Wall Street Slips As Bond Yields Jump On Surprisingly Strong Manufacturing Data

NEW YORK (AP) -- Most U.S. stocks slipped Monday after a surprisingly strong report on U.S. manufacturing cast doubts on how much interest rates can ease this year.

The S&P 500 dipped 10.58 points, or 0.2%, from its all-time high to finish at 5,243.77. The Dow Jones Industrial Average dropped 240.52 points, or 0.6%, from its record to 39,566.85. The Nasdaq composite was an outlier and added 17.37, or 0.1%, to 16,396.83.

FedEx fell 3.3% after it said it did not extend its contract with the U.S. Postal Service to deliver air cargo domestically, which will end Sept. 29. Donald Trump's social media company, Trump Media & Technology Group, lost more than a fifth of its value in another frenetic day of trading. The company, whose main business is the Truth Social platform, said that it lost $58.2 million last year on just $4.1 million in revenue. Its stock tumbled 21.5%.

Universal Health Services sank 4% for one of the S&P 500's larger losses. It said a jury in Illinois awarded $535 million in damages to a patient who alleged negligence in a sexual-assault case involving another patient.

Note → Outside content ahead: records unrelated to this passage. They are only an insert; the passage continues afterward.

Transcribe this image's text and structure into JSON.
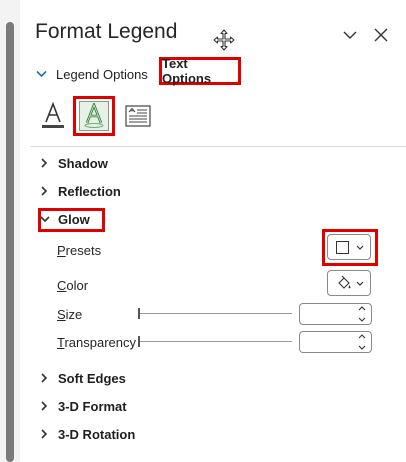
{
  "pane": {
    "title": "Format Legend"
  },
  "tabs": {
    "legend_options": "Legend Options",
    "text_options": "Text Options"
  },
  "sections": [
    {
      "label": "Shadow",
      "expanded": false
    },
    {
      "label": "Reflection",
      "expanded": false
    },
    {
      "label": "Glow",
      "expanded": true
    },
    {
      "label": "Soft Edges",
      "expanded": false
    },
    {
      "label": "3-D Format",
      "expanded": false
    },
    {
      "label": "3-D Rotation",
      "expanded": false
    }
  ],
  "glow": {
    "presets": {
      "key": "P",
      "rest": "resets"
    },
    "color": {
      "key": "C",
      "rest": "olor"
    },
    "size": {
      "key": "S",
      "rest": "ize",
      "value": ""
    },
    "transparency": {
      "key": "T",
      "rest": "ransparency",
      "value": ""
    }
  },
  "colors": {
    "highlight": "#e00000",
    "text_fill_green": "#2e7d32"
  }
}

The company said it has insurance to cover some of the amount, but the case's final resolution may end up having a material effect on its financials.

Helping to keep the losses in check was Newmont. The miner's stock rose 1.6% as the price of gold continues to set records.

In the bond market, Treasury yields spurted higher after a report said U.S. manufacturing unexpectedly returned to growth last month. It snapped a 16-month run of contraction, according to the Institute for Supply Management.

It's the latest evidence showing the U.S. economy remains strong despite high interest rates. That's a positive for the stock market because it can drive growth in profits for companies. But it can also keep upward pressure on inflation. That in turn could mean a more hesitant Federal Reserve when it comes to the cuts to interest rates that investors crave.

Following the manufacturing data, traders on Wall Street briefly trimmed bets on the first cut to rates coming as soon as June. That's still a "reasonable baseline" expectation, according to Deutsche Bank economists, but they say tough talk from Fed officials recently could hint at interest rates staying higher for longer than earlier thought.

The Fed has hiked its main rate to the highest level since 2001 in order to slow the economy and hurt investment prices enough to get inflation under control. Expectations for coming cuts have been a major reason the S&P 500 soared more than 20% from October through March.

This week will offer several economic reports that could sway the Fed's thinking, including updates on job openings across the country and the strength of U.S. services businesses. The headliner arrives on Friday, when economists expect a report to show that hiring cooled a bit last month.

A slowdown would be welcome on Wall Street, where the hope is that the economy remains solid but not so strong that it pushes inflation higher. Inflation is milder than it was at its peak nearly two years ago. But progress has become bumpier recently, with reports this year coming in hotter than expected.

Fed Chair Jerome Powell said again on Friday that the central bank is waiting to get "more good inflation readings" before cutting interest rates this year. It's been sticking with an outlook for three cuts to rates in 2024.

On Friday, a report said inflation is behaving as expected, at least by the measure that the Federal Reserve prefers to use. Both the U.S. bond and stock markets were closed that day.

Wall Street traders now largely see three cuts as the likeliest possibility this year, after earlier forecasting more, but some bets shaded toward the possibility of fewer cuts following the morning's better-than-expected data on manufacturing.

In the bond market, the yield on the 10-year Treasury jumped to 4.31% from 4.21% late Thursday. The two-year yield, which more closely tracks expectations for the Fed, climbed to 4.71% from 4.63%.

In stock markets abroad, Tokyo's Nikkei 225 fell 1.4% after a Bank of Japan quarterly survey on business conditions showed sentiment among large manufacturers declined for the first time in a year.

In China, stocks gained 1.2% in Shanghai after surveys suggested the country's manufacturing industry is strengthening.

In Europe, stock markets were closed for a holiday.


AP Business Writers Matt Ott and Elaine Kurtenbach contributed.